- The onset of symptoms can occur over minutes but can be delayed for hours
- The common symptoms of concussion include headache, dizziness, memory loss, disturbance of balance
- All coaches, parents, referees should familiarise themselves with the pocket concussion recognition tool to assist in identifying concussion.
- All doctors, physiotherapists and paramedics should familiarise themselves with the pocket concussion recognition tool and with SCAT 3 and Child- Scat 3 to assist in identifying concussions
- Most concussions (80-90%) resolve over a 7-10 day period but may persist for considerably longer
- It is very important to note that the symptoms of concussion in children and adolescents can be prolonged and can in certain circumstances last for weeks or months.
- Concussed players should not be left alone
- Concussed players should not drive, should not take alcohol and should be escorted home
- Players who suffer a concussion should consult with their medical practitioner before returning to play.
- The successful management of concussion is best achieved through physical and mental rest.
- Medical clearance is necessary in all players who suffer a concussion before they can return to play.
- There should be a graded return to training activity.
- Children and adolescents should not return to any activity until they have made a successful return to school/college.
- Return to play guidelines follows a stepwise approach outlined below.
- No activity – symptom limited physical and cognitive rest. Recovery is the objective.
- Light aerobic activity – walking, swimming, stationary bike. Increase in heart rate is the objective.
- Sport specific exercise – running drills. The objective is to add movements.
- Non-contact drills – passing drills. The objective is to exercise, add coordination and cognitive load.

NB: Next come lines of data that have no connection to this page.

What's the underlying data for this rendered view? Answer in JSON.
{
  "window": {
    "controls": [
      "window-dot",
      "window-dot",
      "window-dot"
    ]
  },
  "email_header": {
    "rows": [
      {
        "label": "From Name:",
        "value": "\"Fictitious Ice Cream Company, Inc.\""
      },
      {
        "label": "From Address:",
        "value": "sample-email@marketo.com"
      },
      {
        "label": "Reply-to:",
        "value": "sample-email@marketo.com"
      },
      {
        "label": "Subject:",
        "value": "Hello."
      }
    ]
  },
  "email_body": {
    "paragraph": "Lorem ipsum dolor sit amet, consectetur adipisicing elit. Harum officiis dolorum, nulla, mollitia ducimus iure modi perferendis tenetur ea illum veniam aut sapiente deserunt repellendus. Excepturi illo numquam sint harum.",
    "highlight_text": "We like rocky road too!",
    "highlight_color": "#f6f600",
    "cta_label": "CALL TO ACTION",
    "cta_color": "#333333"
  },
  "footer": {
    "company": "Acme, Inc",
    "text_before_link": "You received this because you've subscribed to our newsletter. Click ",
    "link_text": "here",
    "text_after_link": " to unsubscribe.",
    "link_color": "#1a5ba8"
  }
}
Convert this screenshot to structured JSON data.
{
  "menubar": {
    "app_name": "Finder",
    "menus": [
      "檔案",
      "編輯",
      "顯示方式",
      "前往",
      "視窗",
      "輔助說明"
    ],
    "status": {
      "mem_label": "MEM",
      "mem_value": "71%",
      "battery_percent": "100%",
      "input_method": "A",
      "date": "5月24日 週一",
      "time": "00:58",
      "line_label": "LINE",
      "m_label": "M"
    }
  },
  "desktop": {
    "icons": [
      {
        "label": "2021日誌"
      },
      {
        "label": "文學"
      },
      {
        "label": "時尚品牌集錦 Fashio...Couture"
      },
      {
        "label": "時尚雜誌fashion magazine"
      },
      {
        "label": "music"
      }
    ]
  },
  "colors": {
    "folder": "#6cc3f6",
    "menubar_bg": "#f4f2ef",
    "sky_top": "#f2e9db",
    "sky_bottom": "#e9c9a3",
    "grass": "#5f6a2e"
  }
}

- Full contact practice – This should be medically cleared. The objective is to restore confidence and assess functional skills by coaching staff.
- Return to play.
Dr Alan Byrne
The Football Association of Ireland